__Task directions__. Beginning with the first entry, restate the data word for word and leave out the images.

[Data records]

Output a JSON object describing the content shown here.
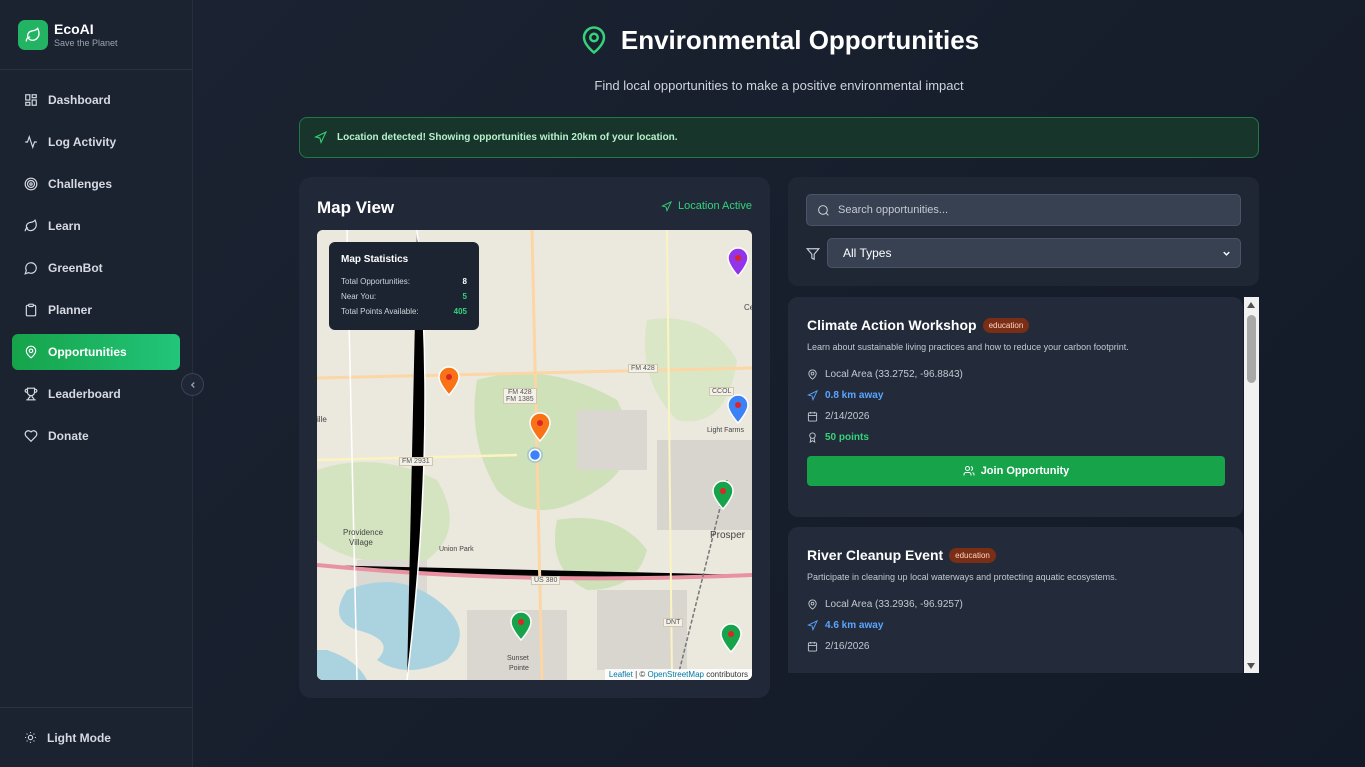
{
  "brand": {
    "name": "EcoAI",
    "tagline": "Save the Planet"
  },
  "sidebar": {
    "items": [
      {
        "label": "Dashboard",
        "icon": "grid-icon"
      },
      {
        "label": "Log Activity",
        "icon": "activity-icon"
      },
      {
        "label": "Challenges",
        "icon": "target-icon"
      },
      {
        "label": "Learn",
        "icon": "leaf-icon"
      },
      {
        "label": "GreenBot",
        "icon": "chat-icon"
      },
      {
        "label": "Planner",
        "icon": "clipboard-icon"
      },
      {
        "label": "Opportunities",
        "icon": "map-pin-icon",
        "active": true
      },
      {
        "label": "Leaderboard",
        "icon": "trophy-icon"
      },
      {
        "label": "Donate",
        "icon": "heart-icon"
      }
    ],
    "theme_toggle": "Light Mode"
  },
  "header": {
    "title": "Environmental Opportunities",
    "subtitle": "Find local opportunities to make a positive environmental impact"
  },
  "alert": {
    "text": "Location detected! Showing opportunities within 20km of your location."
  },
  "map": {
    "title": "Map View",
    "status": "Location Active",
    "stats": {
      "title": "Map Statistics",
      "total_label": "Total Opportunities:",
      "total_value": "8",
      "near_label": "Near You:",
      "near_value": "5",
      "points_label": "Total Points Available:",
      "points_value": "405"
    },
    "labels": {
      "fm428": "FM 428",
      "fm428b": "FM 428",
      "fm1385": "FM 1385",
      "fm2931": "FM 2931",
      "us380": "US 380",
      "dnt": "DNT",
      "ccol": "CCOL",
      "prosper": "Prosper",
      "providence": "Providence",
      "village": "Village",
      "union_park": "Union Park",
      "light_farms": "Light Farms",
      "sunset": "Sunset",
      "pointe": "Pointe",
      "ce": "Ce",
      "ille": "ille"
    },
    "attribution": {
      "leaflet": "Leaflet",
      "sep": " | © ",
      "osm": "OpenStreetMap",
      "suffix": " contributors"
    }
  },
  "search": {
    "placeholder": "Search opportunities..."
  },
  "filter": {
    "selected": "All Types"
  },
  "opportunities": [
    {
      "title": "Climate Action Workshop",
      "category": "education",
      "description": "Learn about sustainable living practices and how to reduce your carbon footprint.",
      "location": "Local Area (33.2752, -96.8843)",
      "distance": "0.8 km away",
      "date": "2/14/2026",
      "points": "50 points",
      "button": "Join Opportunity"
    },
    {
      "title": "River Cleanup Event",
      "category": "education",
      "description": "Participate in cleaning up local waterways and protecting aquatic ecosystems.",
      "location": "Local Area (33.2936, -96.9257)",
      "distance": "4.6 km away",
      "date": "2/16/2026"
    }
  ],
  "colors": {
    "accent": "#16a34a",
    "accent_text": "#34d37a",
    "distance": "#5aa5ff",
    "badge_bg": "#7a2e16"
  }
}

__Answer box__.
Output a JSON object describing the content shown here.
{
  "brand": {
    "name": "EcoAI",
    "tagline": "Save the Planet"
  },
  "sidebar": {
    "items": [
      {
        "label": "Dashboard",
        "icon": "grid-icon"
      },
      {
        "label": "Log Activity",
        "icon": "activity-icon"
      },
      {
        "label": "Challenges",
        "icon": "target-icon"
      },
      {
        "label": "Learn",
        "icon": "leaf-icon"
      },
      {
        "label": "GreenBot",
        "icon": "chat-icon"
      },
      {
        "label": "Planner",
        "icon": "clipboard-icon"
      },
      {
        "label": "Opportunities",
        "icon": "map-pin-icon",
        "active": true
      },
      {
        "label": "Leaderboard",
        "icon": "trophy-icon"
      },
      {
        "label": "Donate",
        "icon": "heart-icon"
      }
    ],
    "theme_toggle": "Light Mode"
  },
  "header": {
    "title": "Environmental Opportunities",
    "subtitle": "Find local opportunities to make a positive environmental impact"
  },
  "alert": {
    "text": "Location detected! Showing opportunities within 20km of your location."
  },
  "map": {
    "title": "Map View",
    "status": "Location Active",
    "stats": {
      "title": "Map Statistics",
      "total_label": "Total Opportunities:",
      "total_value": "8",
      "near_label": "Near You:",
      "near_value": "5",
      "points_label": "Total Points Available:",
      "points_value": "405"
    },
    "labels": {
      "fm428": "FM 428",
      "fm428b": "FM 428",
      "fm1385": "FM 1385",
      "fm2931": "FM 2931",
      "us380": "US 380",
      "dnt": "DNT",
      "ccol": "CCOL",
      "prosper": "Prosper",
      "providence": "Providence",
      "village": "Village",
      "union_park": "Union Park",
      "light_farms": "Light Farms",
      "sunset": "Sunset",
      "pointe": "Pointe",
      "ce": "Ce",
      "ille": "ille"
    },
    "attribution": {
      "leaflet": "Leaflet",
      "sep": " | © ",
      "osm": "OpenStreetMap",
      "suffix": " contributors"
    }
  },
  "search": {
    "placeholder": "Search opportunities..."
  },
  "filter": {
    "selected": "All Types"
  },
  "opportunities": [
    {
      "title": "Climate Action Workshop",
      "category": "education",
      "description": "Learn about sustainable living practices and how to reduce your carbon footprint.",
      "location": "Local Area (33.2752, -96.8843)",
      "distance": "0.8 km away",
      "date": "2/14/2026",
      "points": "50 points",
      "button": "Join Opportunity"
    },
    {
      "title": "River Cleanup Event",
      "category": "education",
      "description": "Participate in cleaning up local waterways and protecting aquatic ecosystems.",
      "location": "Local Area (33.2936, -96.9257)",
      "distance": "4.6 km away",
      "date": "2/16/2026"
    }
  ],
  "colors": {
    "accent": "#16a34a",
    "accent_text": "#34d37a",
    "distance": "#5aa5ff",
    "badge_bg": "#7a2e16"
  }
}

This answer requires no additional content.